The Metropolitan Police are considering the use of a new Flying Squad to combat crime in the Capital. This time it won’t be the kind made famous by John Thaw and Dennis Waterman as Detective Inspector Jack Regan and Detective Sergeant George Carter foiling back robberies but eagles trained to intercept drones.
Following reports of a number of near misses in the UK skies, including a close call over Parliament between a drone and a jet, the Metropolitan Police are considering using specially trained eagles to take down unauthorised drones.
The scheme has been trialled in the Netherlands by security company, Guard From Above, in conjunction with the Dutch police. Guard From Above released a video showcasing an eagle grabbing a drone from the air with its talons.
The force’s commissioner, Sir Bernard Hogan-Howe saw the video and liked what he saw and asked a senior officer to investigate its feasibility.
Guard From Above’s CEO, Sjoerd Hoogendoorn, said: “These birds are used to meeting resistance from animals they hunt in the wild, and they don’t seem to have much trouble with the drones.
The trials are proving to be an expensive affair, however, given the cost of drones and the eagles’ propensity for destroying the unmanned aerial vehicles.
Mr Hoogendoorn said: “The real problem we have is that they destroy a lot of drones; it’s a major cost of testing.”
A spokesperson for the Metropolitan Police commented: ““As would be expected in an organisation that is transforming we take an interest in all innovative new ideas and will of course be looking at the work of the Dutch police use of eagles.”
The misuse of drones has hit the headline in recent months. In November, the Ministry of Justice reported that a drone had been recovered by prison guards at HMP Manchester that had been used to smuggle mobile phones, SIM cards and drugs.
It has also been suggested by London-based think tank, the Remote Control Project, that drones could be used to carry out terrorist attacks.

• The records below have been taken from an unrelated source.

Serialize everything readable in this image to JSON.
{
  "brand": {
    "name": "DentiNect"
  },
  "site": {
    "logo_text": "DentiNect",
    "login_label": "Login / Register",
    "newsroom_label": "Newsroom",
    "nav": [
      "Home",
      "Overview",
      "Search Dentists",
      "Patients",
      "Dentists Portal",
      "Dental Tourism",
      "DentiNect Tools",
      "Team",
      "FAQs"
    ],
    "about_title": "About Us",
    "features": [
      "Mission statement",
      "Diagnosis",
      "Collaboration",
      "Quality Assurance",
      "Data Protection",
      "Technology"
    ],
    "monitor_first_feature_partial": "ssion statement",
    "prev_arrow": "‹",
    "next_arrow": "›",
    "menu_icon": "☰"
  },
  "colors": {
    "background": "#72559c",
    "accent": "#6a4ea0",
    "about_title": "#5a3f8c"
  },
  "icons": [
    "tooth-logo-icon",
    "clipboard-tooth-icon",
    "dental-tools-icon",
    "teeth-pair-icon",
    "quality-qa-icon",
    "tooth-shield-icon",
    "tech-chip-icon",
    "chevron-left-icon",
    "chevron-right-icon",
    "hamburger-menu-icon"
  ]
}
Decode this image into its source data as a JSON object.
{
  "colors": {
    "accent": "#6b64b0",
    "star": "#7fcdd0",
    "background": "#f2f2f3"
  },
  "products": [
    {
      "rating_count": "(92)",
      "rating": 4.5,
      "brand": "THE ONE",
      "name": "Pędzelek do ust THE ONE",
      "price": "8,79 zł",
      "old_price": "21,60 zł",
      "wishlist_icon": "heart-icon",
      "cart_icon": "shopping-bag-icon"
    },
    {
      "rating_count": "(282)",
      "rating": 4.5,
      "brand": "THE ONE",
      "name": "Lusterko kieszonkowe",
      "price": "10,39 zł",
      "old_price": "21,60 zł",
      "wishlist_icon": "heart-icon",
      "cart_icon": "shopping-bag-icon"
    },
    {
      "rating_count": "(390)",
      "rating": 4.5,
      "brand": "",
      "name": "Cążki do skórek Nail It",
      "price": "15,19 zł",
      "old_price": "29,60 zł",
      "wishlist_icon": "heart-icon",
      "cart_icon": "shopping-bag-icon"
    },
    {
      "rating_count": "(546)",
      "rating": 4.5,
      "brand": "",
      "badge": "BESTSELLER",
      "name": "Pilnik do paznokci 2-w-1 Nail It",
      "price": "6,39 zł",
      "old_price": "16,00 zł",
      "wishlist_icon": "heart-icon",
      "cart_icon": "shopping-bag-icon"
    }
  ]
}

Further trials will be required before the British or Dutch Police have the eagles policing the skies with a decision expected by the end of the year.